St Petersburg, beautiful and elegant, was immediately more inviting. We admired its grand avenues, its freshly painted ornate and palatial public buildings and the lovely canals bisecting the city. Our guides proudly told us it was “the Venice of the North” and we agreed. The churches! The cathedrals! The island fortresses! Inescapably, though, it is a reminder of and monument to the Czars. Every attraction reflects their wealth and centrality, with the Romanoffs especially on offer for their visitors veneration. Though St Petersberg was spotlessly clean and its population so much more chic than Moscow’s, we saw evidence of poverty and disarray. And the echoes of the staggering inequity that prompted the Revolution knocked you sideways when visiting the summer residences of the Czars. The Baroque and overwhelmingly opulent Catherine Palace and Versailles-like gardens with their grand cascade of fountains stressed the alternate reality inhabited by the staggeringly wealthy and the desperately poor.

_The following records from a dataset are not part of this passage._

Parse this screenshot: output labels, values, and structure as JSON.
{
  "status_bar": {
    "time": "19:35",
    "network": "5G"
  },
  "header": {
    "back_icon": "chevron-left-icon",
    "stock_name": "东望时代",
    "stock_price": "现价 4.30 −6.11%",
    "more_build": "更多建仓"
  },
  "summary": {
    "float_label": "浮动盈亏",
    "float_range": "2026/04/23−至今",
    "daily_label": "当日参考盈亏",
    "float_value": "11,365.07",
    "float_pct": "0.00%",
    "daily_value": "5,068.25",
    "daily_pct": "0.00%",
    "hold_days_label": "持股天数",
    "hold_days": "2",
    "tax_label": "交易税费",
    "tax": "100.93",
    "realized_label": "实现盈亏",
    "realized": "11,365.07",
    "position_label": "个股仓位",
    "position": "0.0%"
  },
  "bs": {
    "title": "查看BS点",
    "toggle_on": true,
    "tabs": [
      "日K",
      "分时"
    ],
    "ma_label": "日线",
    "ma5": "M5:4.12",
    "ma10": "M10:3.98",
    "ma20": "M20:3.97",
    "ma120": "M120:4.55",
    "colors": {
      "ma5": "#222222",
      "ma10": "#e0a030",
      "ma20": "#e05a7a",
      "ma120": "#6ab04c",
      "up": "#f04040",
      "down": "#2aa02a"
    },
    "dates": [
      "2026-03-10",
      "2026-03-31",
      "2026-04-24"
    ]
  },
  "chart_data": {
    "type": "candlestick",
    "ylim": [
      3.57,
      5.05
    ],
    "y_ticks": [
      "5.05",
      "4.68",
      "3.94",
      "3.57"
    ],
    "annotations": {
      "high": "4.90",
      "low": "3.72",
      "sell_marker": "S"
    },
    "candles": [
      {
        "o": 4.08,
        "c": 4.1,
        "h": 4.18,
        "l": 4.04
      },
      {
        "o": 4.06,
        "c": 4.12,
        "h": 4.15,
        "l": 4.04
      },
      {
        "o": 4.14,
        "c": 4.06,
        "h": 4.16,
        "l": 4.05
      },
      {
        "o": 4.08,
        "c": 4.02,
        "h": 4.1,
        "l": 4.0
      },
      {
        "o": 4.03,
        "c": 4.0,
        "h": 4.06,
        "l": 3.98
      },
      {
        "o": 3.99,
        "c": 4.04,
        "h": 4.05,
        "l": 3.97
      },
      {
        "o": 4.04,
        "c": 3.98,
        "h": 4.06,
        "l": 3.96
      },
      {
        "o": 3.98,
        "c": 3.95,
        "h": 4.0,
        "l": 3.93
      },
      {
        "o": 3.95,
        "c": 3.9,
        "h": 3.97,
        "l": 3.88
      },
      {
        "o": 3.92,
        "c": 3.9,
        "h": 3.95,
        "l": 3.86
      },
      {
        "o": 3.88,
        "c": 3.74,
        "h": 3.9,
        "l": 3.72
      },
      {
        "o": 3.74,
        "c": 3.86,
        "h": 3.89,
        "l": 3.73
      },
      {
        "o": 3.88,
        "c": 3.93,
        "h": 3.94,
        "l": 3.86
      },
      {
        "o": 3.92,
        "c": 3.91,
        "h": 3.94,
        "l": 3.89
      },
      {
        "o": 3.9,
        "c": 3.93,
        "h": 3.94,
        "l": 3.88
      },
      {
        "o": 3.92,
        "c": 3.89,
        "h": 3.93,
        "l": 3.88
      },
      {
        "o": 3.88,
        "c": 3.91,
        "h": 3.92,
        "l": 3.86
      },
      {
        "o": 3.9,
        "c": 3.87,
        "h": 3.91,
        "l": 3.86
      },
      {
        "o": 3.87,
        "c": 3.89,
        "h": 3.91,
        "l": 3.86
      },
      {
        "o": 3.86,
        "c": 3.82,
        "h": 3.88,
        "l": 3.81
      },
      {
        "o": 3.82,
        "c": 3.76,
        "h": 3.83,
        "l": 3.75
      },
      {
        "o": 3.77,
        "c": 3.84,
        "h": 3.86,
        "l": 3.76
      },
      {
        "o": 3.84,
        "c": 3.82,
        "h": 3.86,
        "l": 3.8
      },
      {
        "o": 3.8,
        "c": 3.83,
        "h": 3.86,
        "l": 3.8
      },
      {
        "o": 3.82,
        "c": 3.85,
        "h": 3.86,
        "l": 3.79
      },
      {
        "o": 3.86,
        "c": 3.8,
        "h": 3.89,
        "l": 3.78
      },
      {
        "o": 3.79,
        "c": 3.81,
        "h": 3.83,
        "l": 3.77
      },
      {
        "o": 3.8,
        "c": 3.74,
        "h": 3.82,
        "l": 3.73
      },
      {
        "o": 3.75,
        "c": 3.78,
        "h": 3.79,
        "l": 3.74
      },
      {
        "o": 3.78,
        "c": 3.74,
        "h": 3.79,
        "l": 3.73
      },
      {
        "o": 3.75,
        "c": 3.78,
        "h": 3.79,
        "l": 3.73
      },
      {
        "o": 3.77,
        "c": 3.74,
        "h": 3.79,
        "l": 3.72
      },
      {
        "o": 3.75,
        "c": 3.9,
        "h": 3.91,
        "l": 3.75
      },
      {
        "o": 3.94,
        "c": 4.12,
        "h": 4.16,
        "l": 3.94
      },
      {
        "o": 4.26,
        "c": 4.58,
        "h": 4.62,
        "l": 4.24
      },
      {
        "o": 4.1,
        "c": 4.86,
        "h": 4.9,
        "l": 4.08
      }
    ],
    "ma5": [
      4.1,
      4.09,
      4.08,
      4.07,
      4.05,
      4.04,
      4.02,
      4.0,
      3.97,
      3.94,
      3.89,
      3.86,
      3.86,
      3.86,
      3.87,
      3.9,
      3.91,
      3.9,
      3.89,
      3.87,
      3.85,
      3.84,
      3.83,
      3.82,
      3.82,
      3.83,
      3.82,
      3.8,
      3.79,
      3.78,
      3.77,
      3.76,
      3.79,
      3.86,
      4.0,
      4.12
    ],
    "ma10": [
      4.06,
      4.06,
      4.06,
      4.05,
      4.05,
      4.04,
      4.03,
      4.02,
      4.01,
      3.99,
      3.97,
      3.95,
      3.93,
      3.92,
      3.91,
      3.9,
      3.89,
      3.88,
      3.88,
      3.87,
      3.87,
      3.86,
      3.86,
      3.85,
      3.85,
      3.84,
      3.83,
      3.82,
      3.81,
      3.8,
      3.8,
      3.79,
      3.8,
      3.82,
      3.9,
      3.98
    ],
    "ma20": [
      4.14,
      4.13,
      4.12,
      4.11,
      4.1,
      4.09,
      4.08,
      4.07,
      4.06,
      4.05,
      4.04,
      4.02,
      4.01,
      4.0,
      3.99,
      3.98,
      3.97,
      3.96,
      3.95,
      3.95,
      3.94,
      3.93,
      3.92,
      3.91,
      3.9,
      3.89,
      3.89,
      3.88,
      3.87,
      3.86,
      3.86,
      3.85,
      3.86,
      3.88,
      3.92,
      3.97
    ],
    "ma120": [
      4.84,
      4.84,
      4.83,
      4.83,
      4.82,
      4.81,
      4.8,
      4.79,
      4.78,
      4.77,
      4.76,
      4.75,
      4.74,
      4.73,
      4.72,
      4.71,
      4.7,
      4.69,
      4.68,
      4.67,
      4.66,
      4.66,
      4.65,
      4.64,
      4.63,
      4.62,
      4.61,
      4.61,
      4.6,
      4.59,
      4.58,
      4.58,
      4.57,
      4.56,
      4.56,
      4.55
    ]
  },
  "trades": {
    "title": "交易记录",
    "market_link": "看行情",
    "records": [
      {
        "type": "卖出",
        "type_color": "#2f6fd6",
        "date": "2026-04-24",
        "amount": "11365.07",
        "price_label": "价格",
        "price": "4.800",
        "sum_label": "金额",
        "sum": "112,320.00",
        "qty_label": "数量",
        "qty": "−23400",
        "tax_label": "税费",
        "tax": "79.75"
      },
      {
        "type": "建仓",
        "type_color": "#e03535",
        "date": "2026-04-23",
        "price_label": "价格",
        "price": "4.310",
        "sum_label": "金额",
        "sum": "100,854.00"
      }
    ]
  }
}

That failed experiment of social justice and equality, sadly so much less interesting and seductive than this gorgeous display of excess.
Then and now: so different and yet not.
Eda Rak, 2020